© Evelyn Taocheng Wang
Can you tell me a bit about your moving to Europe – how did that influence your artistic expression?
Even while I was learning Chinese and Japanese woodprint in China, I constantly kept seeing lots of information from the West, so I always had this dream of coming here, especially to Germany. That is why I came to Frankfurt to study art. I could say that, before 2000s, I was completely into the traditional thing; landscape, painting, calligraphy. The work I knew was probably Vermeer and some French masterpieces. Since I moved to Germany I started turning more to philosophy, which was difficult for me because of this tradition of rationality. The thing that was really difficult was this need to be very clear. Everything has a word, everything is defined. For example, if I paint some green color, I have to ask what is green color. When I see it, I have to ask what is the relationship between me seeing it and the work itself. Such a thing could never be taught in Asia because there is no such tradition. It is more about the emotion. I still try to keep my energy on both sides and learn. For example, I started to make videos at the Städelschule in Frankfurt. That was a really different education for me. I tried to make a film to get used to that environment. Slowly I could film something, and it somehow changed my view. The biggest example is body culture. In China, if I paint the color green, then it is the color green. It will not make me feel anything more. But here I realise that, when the light is changing on it, or when it is painted onto different material, or when you cut it, it even gives a different meaning. I started to dig out what the meaning is, why I do what I do, and I found that it is all related to body culture. In old Chinese painting, the figure of woman is always really small and there are not many colors. Anything related to the body or sensual feelings needs to be covered. Since I moved to Europe, everything changed. Everything needs definition and a reason. Making video work made it more clear for me what I want to tell, what the information really is. I also try to keep my old feeling and focus on emotion and beauty. In China, when we learned calligraphy, the teacher would take us on a boat trip to visit a garden, drink tea, and just meditate. That was all without language. Opinion and language had to disappear and everything needed to be kept in this traditional, meditating mood. So, I have both sides – the Asian side and what I learned here – but no matter what, I need to find my own way.
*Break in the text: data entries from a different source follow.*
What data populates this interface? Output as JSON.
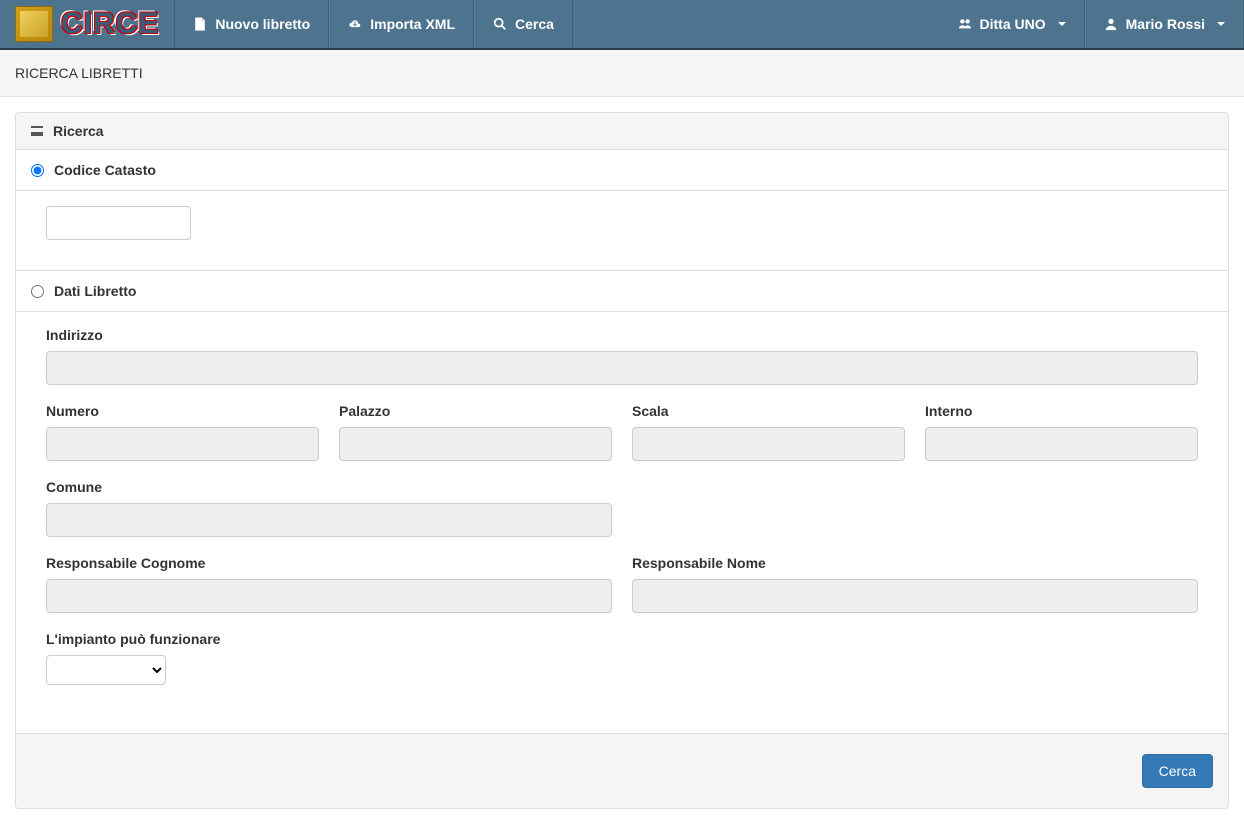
{
  "navbar": {
    "brand": "CIRCE",
    "nuovo_libretto": "Nuovo libretto",
    "importa_xml": "Importa XML",
    "cerca": "Cerca",
    "ditta": "Ditta UNO",
    "user": "Mario Rossi"
  },
  "page_title": "RICERCA LIBRETTI",
  "panel_title": "Ricerca",
  "sections": {
    "codice_catasto": {
      "label": "Codice Catasto"
    },
    "dati_libretto": {
      "label": "Dati Libretto"
    }
  },
  "fields": {
    "indirizzo": "Indirizzo",
    "numero": "Numero",
    "palazzo": "Palazzo",
    "scala": "Scala",
    "interno": "Interno",
    "comune": "Comune",
    "resp_cognome": "Responsabile Cognome",
    "resp_nome": "Responsabile Nome",
    "impianto_funz": "L'impianto può funzionare"
  },
  "values": {
    "codice_catasto": "",
    "indirizzo": "",
    "numero": "",
    "palazzo": "",
    "scala": "",
    "interno": "",
    "comune": "",
    "resp_cognome": "",
    "resp_nome": "",
    "impianto_funz": ""
  },
  "footer": {
    "cerca_btn": "Cerca"
  }
}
What would you say is at the center of your art practice? What are some of the topics that interest you the most?
The center is language and text, what is the relation between the text an the image, and how they should be represented. Everything has a bridge, the political meaning and the aesthetic expression. For me that's a really interesting topic. For example, Instagram and all of the social media, how everybody represents themselves there.
I always try to keep the emotion in the art piece. As I said before, my work is a self-invented story. When you read it, it seems quite personal. If it's true or not – you don't know. There is a lot of psychological engagement that goes into all of the different materials I use. With text, often what I do is I just write down sentences that I have in my head and then see how they lead my thinking, which image I see, or how this image is being produced. I try to focus on this and on architecture, garments, things related to body, structure, objects... I think I will constantly focus on doing more work on that.
* * * * *
BERLIN ART WEEK | 26.—29.09.2018 | more info
Pause: Evelyn Taocheng Wang — "What is he afraid of?"
KW Institute for Contemporary Art
Opening: 26.09.2018, 19h
Artist talk: 30.09.2018, 17h
On view until 30.09.2018